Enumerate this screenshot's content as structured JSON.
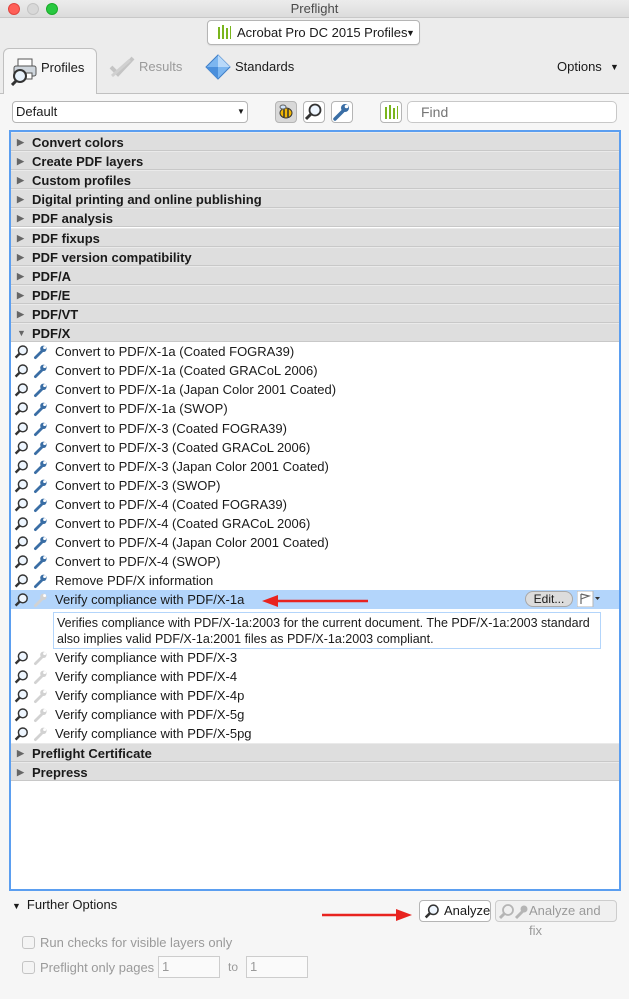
{
  "window": {
    "title": "Preflight"
  },
  "profile_selector": {
    "label": "Acrobat Pro DC 2015 Profiles"
  },
  "tabs": [
    {
      "label": "Profiles",
      "active": true
    },
    {
      "label": "Results",
      "active": false
    },
    {
      "label": "Standards",
      "active": false
    }
  ],
  "options_label": "Options",
  "toolbar": {
    "dropdown_value": "Default",
    "find_placeholder": "Find"
  },
  "categories_top": [
    "Convert colors",
    "Create PDF layers",
    "Custom profiles",
    "Digital printing and online publishing",
    "PDF analysis",
    "PDF fixups",
    "PDF version compatibility",
    "PDF/A",
    "PDF/E",
    "PDF/VT"
  ],
  "expanded_category": "PDF/X",
  "items": [
    "Convert to PDF/X-1a (Coated FOGRA39)",
    "Convert to PDF/X-1a (Coated GRACoL 2006)",
    "Convert to PDF/X-1a (Japan Color 2001 Coated)",
    "Convert to PDF/X-1a (SWOP)",
    "Convert to PDF/X-3 (Coated FOGRA39)",
    "Convert to PDF/X-3 (Coated GRACoL 2006)",
    "Convert to PDF/X-3 (Japan Color 2001 Coated)",
    "Convert to PDF/X-3 (SWOP)",
    "Convert to PDF/X-4 (Coated FOGRA39)",
    "Convert to PDF/X-4 (Coated GRACoL 2006)",
    "Convert to PDF/X-4 (Japan Color 2001 Coated)",
    "Convert to PDF/X-4 (SWOP)",
    "Remove PDF/X information"
  ],
  "selected_item": {
    "label": "Verify compliance with PDF/X-1a",
    "edit_label": "Edit...",
    "description": "Verifies compliance with PDF/X-1a:2003 for the current document. The PDF/X-1a:2003 standard also implies valid PDF/X-1a:2001 files as PDF/X-1a:2003 compliant."
  },
  "verify_items": [
    "Verify compliance with PDF/X-3",
    "Verify compliance with PDF/X-4",
    "Verify compliance with PDF/X-4p",
    "Verify compliance with PDF/X-5g",
    "Verify compliance with PDF/X-5pg"
  ],
  "categories_bottom": [
    "Preflight Certificate",
    "Prepress"
  ],
  "further_options": {
    "label": "Further Options",
    "analyze_label": "Analyze",
    "analyze_fix_label": "Analyze and fix",
    "check_visible_label": "Run checks for visible layers only",
    "preflight_pages_label": "Preflight only pages",
    "from_page": "1",
    "to_label": "to",
    "to_page": "1"
  },
  "colors": {
    "selection": "#b3d5fb",
    "focus_ring": "#5b9ef0",
    "annotation_arrow": "#e8231f",
    "icon_green": "#7ab51d"
  }
}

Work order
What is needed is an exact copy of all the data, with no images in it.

Final answer
Enumerate this screenshot's content as structured JSON.
{
  "window": {
    "title": "Preflight"
  },
  "profile_selector": {
    "label": "Acrobat Pro DC 2015 Profiles"
  },
  "tabs": [
    {
      "label": "Profiles",
      "active": true
    },
    {
      "label": "Results",
      "active": false
    },
    {
      "label": "Standards",
      "active": false
    }
  ],
  "options_label": "Options",
  "toolbar": {
    "dropdown_value": "Default",
    "find_placeholder": "Find"
  },
  "categories_top": [
    "Convert colors",
    "Create PDF layers",
    "Custom profiles",
    "Digital printing and online publishing",
    "PDF analysis",
    "PDF fixups",
    "PDF version compatibility",
    "PDF/A",
    "PDF/E",
    "PDF/VT"
  ],
  "expanded_category": "PDF/X",
  "items": [
    "Convert to PDF/X-1a (Coated FOGRA39)",
    "Convert to PDF/X-1a (Coated GRACoL 2006)",
    "Convert to PDF/X-1a (Japan Color 2001 Coated)",
    "Convert to PDF/X-1a (SWOP)",
    "Convert to PDF/X-3 (Coated FOGRA39)",
    "Convert to PDF/X-3 (Coated GRACoL 2006)",
    "Convert to PDF/X-3 (Japan Color 2001 Coated)",
    "Convert to PDF/X-3 (SWOP)",
    "Convert to PDF/X-4 (Coated FOGRA39)",
    "Convert to PDF/X-4 (Coated GRACoL 2006)",
    "Convert to PDF/X-4 (Japan Color 2001 Coated)",
    "Convert to PDF/X-4 (SWOP)",
    "Remove PDF/X information"
  ],
  "selected_item": {
    "label": "Verify compliance with PDF/X-1a",
    "edit_label": "Edit...",
    "description": "Verifies compliance with PDF/X-1a:2003 for the current document. The PDF/X-1a:2003 standard also implies valid PDF/X-1a:2001 files as PDF/X-1a:2003 compliant."
  },
  "verify_items": [
    "Verify compliance with PDF/X-3",
    "Verify compliance with PDF/X-4",
    "Verify compliance with PDF/X-4p",
    "Verify compliance with PDF/X-5g",
    "Verify compliance with PDF/X-5pg"
  ],
  "categories_bottom": [
    "Preflight Certificate",
    "Prepress"
  ],
  "further_options": {
    "label": "Further Options",
    "analyze_label": "Analyze",
    "analyze_fix_label": "Analyze and fix",
    "check_visible_label": "Run checks for visible layers only",
    "preflight_pages_label": "Preflight only pages",
    "from_page": "1",
    "to_label": "to",
    "to_page": "1"
  },
  "colors": {
    "selection": "#b3d5fb",
    "focus_ring": "#5b9ef0",
    "annotation_arrow": "#e8231f",
    "icon_green": "#7ab51d"
  }
}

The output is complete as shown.